It’s been almost a month since I went public with Central.
I’ve been giving the pitch for this unique non-partisan, expert-led urban issues conference to anyone that will listen: in-person at events, as well as through emails and DMs.
The feedback I’ve received so far in meetings on the phone, in-person and through email has been extremely positive. In short, this is an event worth having.
With 2018 being an election year at the provincial and municipal levels, there is a growing desire for conversations about the future of urban Toronto and how it fits into the priorities of future governments.
It’s a crucial time for these conversations. A status-quo city council has put Toronto in an untenable position for the future and the Ontario government has a remarkable amount of control over what revenues, transit services and planning principles are put in place in the city. (For more on that read the wiki about the 1998 city amalgamation.)
Accordingly, my work in March has been dedicated to recruiting a board of advisors who urgently feel the need to have these conversations. These are people with different professional and life experience that can help inform the speaker program at Central. That means insuring a diversity of perspectives and a focus on the issues that matter most, whether they are specific cases that should matter to Torontonians or systemic issues that need examination and explanation.
The individuals that I’ve spoken to so far are urban planners, community organizers, academics, urbanists and former city staff. Through their actions, they’ve demonstrated a commitment to improving Toronto on either a micro or macro level. The advisory board will be partially unveiled in coming weeks and I expect more people will be added after that point.
So far, advisors have given me ideas for new potential topics, given me feedback on the website and the pitch deck language. It’s all helped me sharpen the vision for the event.
If you want to be involved in the advisory board, please do send me an email email@example.com and we can talk about the role some more.
Other time this month has been spent on the pitch deck, polishing the website a bit, and a whole lot of reading about what kinds of issues matter to people.
Putting together this event, I have a few basic principles that I would like to follow. One of them is to be transparent in the process and outcomes of the conference. To that end, I’ve written the conference FAQs (additions will come, I’m sure) and I will continue to write updates like this at regular intervals.

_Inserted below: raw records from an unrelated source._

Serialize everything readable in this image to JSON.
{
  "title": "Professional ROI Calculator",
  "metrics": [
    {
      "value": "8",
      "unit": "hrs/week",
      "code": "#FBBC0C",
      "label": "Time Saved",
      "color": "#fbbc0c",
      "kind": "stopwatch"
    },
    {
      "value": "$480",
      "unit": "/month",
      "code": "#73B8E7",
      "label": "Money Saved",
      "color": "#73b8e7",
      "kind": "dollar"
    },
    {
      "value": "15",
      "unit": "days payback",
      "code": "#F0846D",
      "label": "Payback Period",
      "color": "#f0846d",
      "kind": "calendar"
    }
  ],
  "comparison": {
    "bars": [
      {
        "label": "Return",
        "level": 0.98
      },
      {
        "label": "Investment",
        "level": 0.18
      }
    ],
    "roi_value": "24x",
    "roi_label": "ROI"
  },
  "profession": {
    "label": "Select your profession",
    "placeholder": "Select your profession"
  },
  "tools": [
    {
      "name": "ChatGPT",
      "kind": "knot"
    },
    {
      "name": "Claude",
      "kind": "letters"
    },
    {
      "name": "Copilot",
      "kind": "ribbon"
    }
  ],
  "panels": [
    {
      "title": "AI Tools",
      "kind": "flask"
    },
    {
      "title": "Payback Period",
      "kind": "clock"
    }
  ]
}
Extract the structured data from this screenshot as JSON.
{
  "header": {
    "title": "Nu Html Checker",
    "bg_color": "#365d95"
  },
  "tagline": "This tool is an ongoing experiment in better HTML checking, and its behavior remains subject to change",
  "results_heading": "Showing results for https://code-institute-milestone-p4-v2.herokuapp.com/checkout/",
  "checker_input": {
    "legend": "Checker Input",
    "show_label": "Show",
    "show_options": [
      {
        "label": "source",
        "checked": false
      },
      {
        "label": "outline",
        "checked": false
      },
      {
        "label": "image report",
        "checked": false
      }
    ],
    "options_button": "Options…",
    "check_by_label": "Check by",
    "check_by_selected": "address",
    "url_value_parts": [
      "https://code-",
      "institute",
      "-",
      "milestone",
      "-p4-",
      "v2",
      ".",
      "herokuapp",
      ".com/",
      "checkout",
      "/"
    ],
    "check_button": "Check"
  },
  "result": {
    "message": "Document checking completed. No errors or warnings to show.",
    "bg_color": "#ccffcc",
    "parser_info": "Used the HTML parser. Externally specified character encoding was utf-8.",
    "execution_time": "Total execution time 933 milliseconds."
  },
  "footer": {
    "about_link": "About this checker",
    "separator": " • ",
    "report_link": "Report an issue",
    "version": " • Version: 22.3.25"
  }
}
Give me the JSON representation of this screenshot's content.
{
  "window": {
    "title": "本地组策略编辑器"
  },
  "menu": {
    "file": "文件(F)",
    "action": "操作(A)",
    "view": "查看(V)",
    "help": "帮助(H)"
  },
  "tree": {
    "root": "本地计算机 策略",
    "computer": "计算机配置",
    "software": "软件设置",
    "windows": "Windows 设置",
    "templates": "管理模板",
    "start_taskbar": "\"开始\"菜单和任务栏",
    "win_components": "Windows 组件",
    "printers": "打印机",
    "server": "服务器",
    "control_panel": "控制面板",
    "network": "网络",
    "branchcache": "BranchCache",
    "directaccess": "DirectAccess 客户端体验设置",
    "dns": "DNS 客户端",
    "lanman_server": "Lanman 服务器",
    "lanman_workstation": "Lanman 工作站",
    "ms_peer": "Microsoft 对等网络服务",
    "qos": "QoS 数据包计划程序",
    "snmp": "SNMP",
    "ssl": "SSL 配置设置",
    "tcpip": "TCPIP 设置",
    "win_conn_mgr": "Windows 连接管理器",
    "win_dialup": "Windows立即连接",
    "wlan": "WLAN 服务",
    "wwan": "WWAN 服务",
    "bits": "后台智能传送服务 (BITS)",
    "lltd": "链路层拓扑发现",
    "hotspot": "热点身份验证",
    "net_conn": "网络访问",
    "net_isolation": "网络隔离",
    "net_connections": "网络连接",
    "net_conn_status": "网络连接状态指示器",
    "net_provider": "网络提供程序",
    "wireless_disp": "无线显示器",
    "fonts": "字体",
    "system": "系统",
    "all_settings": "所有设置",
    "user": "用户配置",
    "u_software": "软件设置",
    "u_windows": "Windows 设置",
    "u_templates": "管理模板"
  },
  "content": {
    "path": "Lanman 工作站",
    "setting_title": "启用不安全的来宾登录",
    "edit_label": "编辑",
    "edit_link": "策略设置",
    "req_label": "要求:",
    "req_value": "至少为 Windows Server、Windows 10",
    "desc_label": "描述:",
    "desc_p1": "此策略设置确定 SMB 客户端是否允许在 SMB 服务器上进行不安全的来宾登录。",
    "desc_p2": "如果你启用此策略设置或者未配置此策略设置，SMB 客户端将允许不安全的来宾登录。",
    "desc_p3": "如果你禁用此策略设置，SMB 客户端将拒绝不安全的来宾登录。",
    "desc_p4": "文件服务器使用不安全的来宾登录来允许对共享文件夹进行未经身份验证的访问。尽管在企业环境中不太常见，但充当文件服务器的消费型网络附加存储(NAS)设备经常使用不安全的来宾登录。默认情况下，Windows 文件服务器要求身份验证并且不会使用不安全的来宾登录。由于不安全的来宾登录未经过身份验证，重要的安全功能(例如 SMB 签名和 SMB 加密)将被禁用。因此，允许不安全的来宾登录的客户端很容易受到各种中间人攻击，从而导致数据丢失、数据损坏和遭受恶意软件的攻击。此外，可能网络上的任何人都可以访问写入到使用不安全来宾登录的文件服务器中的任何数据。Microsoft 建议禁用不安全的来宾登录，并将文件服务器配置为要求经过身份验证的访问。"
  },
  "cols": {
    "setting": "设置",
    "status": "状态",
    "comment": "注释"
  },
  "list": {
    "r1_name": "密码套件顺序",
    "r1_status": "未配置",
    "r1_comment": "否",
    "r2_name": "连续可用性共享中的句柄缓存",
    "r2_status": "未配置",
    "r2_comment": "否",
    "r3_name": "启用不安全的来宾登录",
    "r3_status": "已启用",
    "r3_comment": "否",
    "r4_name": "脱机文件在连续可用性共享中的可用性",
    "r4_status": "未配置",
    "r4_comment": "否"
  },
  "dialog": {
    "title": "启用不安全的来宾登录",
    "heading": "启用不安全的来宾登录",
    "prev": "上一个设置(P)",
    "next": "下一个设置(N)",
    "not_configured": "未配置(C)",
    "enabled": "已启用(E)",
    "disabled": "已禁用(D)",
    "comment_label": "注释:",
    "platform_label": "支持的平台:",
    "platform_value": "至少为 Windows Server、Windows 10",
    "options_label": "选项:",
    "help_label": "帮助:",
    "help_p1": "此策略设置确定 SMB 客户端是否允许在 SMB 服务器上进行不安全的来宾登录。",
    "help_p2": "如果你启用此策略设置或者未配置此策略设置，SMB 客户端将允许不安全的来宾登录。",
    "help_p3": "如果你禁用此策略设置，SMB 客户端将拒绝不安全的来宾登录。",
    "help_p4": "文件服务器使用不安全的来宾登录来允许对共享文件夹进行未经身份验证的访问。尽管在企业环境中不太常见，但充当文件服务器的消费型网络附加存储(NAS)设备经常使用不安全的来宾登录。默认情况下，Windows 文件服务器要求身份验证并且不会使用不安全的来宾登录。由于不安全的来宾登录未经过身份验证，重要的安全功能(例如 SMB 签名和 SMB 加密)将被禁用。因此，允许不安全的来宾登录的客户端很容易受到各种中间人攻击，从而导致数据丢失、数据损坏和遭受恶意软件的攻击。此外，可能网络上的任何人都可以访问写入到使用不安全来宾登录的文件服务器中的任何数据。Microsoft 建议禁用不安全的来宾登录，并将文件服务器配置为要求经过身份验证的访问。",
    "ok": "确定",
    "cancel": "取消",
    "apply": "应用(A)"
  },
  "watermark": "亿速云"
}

One of the items I haven’t yet shared is the conference pitch deck (March 2018 version). This short slide deck is meant to convey the spirit of the conference and a bit about my experience creating events.
When more financial information about the costs of the venue, food (potentially), A/V and more are available, I’ll share as much of that as people are interested in seeing. On the revenue side, I’ll show where the ticket costs are going, something like this TedxUofT graphic.
Many large and small events are run on sponsorship dollars. Based on my experience, it’s also fair to say that they exert some influence (whether explicitly requested or not) on the speaker program in order to get some return on their investment.
I don’t want that to become an issue for Central. On civic issues, we need less corporate influence and more engagement from underrepresented individuals.
However, I want Central to be a high-quality event with comfortable chairs, great A/V and an accessible location -- money helps with that. So on this topic, I will commit to only partnering with organizations that match the spirit of the event and I will explicitly note any kind of engagement that is sponsored.
Right now, there is no sponsorship kit or breakdown of packages and dollar amounts. If there ever is one, I’ll share it here.
April will be dedicated to finalizing the advisory board, doing more research on venues, more research on speakers and potential topics, and creating in-kind partnerships with like-minded organizations.
Thanks to everyone that has offered feedback so far. Let’s keep it going.